Records from a data source:
-- Opening Marker --

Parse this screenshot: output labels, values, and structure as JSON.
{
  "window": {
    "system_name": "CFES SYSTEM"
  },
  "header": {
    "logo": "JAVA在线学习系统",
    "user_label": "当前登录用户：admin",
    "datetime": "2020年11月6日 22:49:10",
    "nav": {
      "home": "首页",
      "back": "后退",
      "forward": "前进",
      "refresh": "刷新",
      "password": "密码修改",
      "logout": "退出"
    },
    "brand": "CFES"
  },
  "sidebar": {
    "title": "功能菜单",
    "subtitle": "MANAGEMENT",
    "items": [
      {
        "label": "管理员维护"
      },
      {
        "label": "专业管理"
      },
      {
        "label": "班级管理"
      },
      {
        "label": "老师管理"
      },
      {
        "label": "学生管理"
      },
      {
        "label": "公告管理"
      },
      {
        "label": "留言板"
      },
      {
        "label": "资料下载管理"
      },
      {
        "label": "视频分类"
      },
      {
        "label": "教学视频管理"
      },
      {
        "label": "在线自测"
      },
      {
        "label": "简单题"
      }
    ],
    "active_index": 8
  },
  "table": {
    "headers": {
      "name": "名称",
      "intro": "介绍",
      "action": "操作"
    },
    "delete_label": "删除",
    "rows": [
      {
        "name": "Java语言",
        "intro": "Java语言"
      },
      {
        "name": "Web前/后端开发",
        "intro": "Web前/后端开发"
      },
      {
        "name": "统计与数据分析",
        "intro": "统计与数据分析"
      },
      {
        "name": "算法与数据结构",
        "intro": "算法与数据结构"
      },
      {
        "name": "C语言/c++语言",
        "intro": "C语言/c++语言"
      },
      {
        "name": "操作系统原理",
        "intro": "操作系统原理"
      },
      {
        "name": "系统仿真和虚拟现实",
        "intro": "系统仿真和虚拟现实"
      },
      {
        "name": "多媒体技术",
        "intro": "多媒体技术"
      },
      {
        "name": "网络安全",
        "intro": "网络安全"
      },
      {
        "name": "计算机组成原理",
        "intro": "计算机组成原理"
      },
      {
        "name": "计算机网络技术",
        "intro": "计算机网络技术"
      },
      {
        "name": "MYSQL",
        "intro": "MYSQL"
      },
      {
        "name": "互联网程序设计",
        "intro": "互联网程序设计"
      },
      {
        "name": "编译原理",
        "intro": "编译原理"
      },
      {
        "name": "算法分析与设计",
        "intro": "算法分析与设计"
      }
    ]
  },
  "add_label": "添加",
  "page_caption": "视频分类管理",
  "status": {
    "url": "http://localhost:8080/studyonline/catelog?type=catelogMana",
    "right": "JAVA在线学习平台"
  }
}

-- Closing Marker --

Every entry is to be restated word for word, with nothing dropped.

Parse this screenshot: output labels, values, and structure as JSON.
{
  "window": {
    "system_name": "CFES SYSTEM"
  },
  "header": {
    "logo": "JAVA在线学习系统",
    "user_label": "当前登录用户：admin",
    "datetime": "2020年11月6日 22:49:10",
    "nav": {
      "home": "首页",
      "back": "后退",
      "forward": "前进",
      "refresh": "刷新",
      "password": "密码修改",
      "logout": "退出"
    },
    "brand": "CFES"
  },
  "sidebar": {
    "title": "功能菜单",
    "subtitle": "MANAGEMENT",
    "items": [
      {
        "label": "管理员维护"
      },
      {
        "label": "专业管理"
      },
      {
        "label": "班级管理"
      },
      {
        "label": "老师管理"
      },
      {
        "label": "学生管理"
      },
      {
        "label": "公告管理"
      },
      {
        "label": "留言板"
      },
      {
        "label": "资料下载管理"
      },
      {
        "label": "视频分类"
      },
      {
        "label": "教学视频管理"
      },
      {
        "label": "在线自测"
      },
      {
        "label": "简单题"
      }
    ],
    "active_index": 8
  },
  "table": {
    "headers": {
      "name": "名称",
      "intro": "介绍",
      "action": "操作"
    },
    "delete_label": "删除",
    "rows": [
      {
        "name": "Java语言",
        "intro": "Java语言"
      },
      {
        "name": "Web前/后端开发",
        "intro": "Web前/后端开发"
      },
      {
        "name": "统计与数据分析",
        "intro": "统计与数据分析"
      },
      {
        "name": "算法与数据结构",
        "intro": "算法与数据结构"
      },
      {
        "name": "C语言/c++语言",
        "intro": "C语言/c++语言"
      },
      {
        "name": "操作系统原理",
        "intro": "操作系统原理"
      },
      {
        "name": "系统仿真和虚拟现实",
        "intro": "系统仿真和虚拟现实"
      },
      {
        "name": "多媒体技术",
        "intro": "多媒体技术"
      },
      {
        "name": "网络安全",
        "intro": "网络安全"
      },
      {
        "name": "计算机组成原理",
        "intro": "计算机组成原理"
      },
      {
        "name": "计算机网络技术",
        "intro": "计算机网络技术"
      },
      {
        "name": "MYSQL",
        "intro": "MYSQL"
      },
      {
        "name": "互联网程序设计",
        "intro": "互联网程序设计"
      },
      {
        "name": "编译原理",
        "intro": "编译原理"
      },
      {
        "name": "算法分析与设计",
        "intro": "算法分析与设计"
      }
    ]
  },
  "add_label": "添加",
  "page_caption": "视频分类管理",
  "status": {
    "url": "http://localhost:8080/studyonline/catelog?type=catelogMana",
    "right": "JAVA在线学习平台"
  }
}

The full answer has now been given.